Texas Kite Tube Death

The first known kite tube death occured in April when 33-year-old James Freeland of Orangefield, Texas, fell 15 feet and struck the water. James Freeland died from his kite tube injuries after he fell from his kite tube as it was towed at about 32 mph on the Neches River near the Intracoastal Canal.

Newly Hunt, a friend of the accident victim, said he was following the kite tube in his own boat when a gust of wind knocked the Wego Kite Tube off-center. "I don't know if he jumped or was thrown," Hunt said. "The wind just about turned it over. We pulled him from the water - it took several of us to do it. He was unconscious."

James Freeland, owner of a construction company in Orange and the father of two young children, died of his kite tube injuries April 30, 2006 at a Port Arthur Hospital.
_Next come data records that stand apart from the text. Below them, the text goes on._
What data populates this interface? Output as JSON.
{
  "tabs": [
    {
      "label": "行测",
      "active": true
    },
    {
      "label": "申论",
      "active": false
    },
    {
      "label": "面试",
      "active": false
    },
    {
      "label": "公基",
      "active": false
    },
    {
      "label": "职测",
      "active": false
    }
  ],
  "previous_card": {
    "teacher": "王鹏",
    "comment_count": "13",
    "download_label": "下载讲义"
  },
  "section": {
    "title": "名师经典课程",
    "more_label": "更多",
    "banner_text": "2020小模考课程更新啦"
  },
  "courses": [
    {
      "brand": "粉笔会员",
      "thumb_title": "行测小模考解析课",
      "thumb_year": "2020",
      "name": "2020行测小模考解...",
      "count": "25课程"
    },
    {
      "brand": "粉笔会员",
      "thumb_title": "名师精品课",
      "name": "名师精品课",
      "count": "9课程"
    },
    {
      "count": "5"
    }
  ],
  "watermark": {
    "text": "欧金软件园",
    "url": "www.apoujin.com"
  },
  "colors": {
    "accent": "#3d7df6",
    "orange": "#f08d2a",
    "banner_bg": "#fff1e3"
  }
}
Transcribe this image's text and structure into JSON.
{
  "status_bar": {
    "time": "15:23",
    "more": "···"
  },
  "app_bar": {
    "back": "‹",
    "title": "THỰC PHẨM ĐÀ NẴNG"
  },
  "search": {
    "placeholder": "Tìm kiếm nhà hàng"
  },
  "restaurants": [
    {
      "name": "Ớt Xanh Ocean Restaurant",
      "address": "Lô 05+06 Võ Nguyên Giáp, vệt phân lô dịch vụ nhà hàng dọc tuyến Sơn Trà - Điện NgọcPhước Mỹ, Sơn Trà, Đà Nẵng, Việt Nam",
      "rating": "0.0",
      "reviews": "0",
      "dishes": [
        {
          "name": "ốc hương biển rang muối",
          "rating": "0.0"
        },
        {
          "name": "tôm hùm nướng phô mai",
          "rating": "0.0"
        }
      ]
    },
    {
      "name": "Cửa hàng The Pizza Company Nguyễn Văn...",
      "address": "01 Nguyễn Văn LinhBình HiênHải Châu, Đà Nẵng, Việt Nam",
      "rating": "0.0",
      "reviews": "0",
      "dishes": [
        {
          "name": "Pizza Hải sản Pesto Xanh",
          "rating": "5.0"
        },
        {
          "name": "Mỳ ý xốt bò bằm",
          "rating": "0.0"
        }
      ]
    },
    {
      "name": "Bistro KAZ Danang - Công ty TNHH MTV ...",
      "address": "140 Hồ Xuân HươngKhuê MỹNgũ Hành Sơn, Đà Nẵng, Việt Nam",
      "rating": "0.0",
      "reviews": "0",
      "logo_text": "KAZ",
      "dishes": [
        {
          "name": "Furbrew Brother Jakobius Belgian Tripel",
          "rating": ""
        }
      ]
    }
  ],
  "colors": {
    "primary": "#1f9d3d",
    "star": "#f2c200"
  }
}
Hunt said Freeland had owned the Wego Kite Tube about a week, and the accident occurred on his third ascent. "He had been up for about three minutes," Hunt said.

Jay Schneider, SportsStuff marketing director, said he has looked into many of the injury reports and found each injury resulted because people neglected to follow posted safety precautions. "In every instance that resulted in an injury, the boat driver far exceeded the recommended maximum speed for safe operation," he said. "Moreover, the unsafe speeds reported far exceed those recommended for water skiing, wakeboarding and tubing and could have resulted in an injury there, too."

U.S. Consumer Product Safety Commission spokeswoman Julie Vallese said a plethora of injuries and several death reports warranted the kite tube recall. Vallese said the commission felt there was a recognizable danger. "The real hazard is the unknown controllability of this product and how it reacts in different environments," she said. "The determination was that that was hazard enough."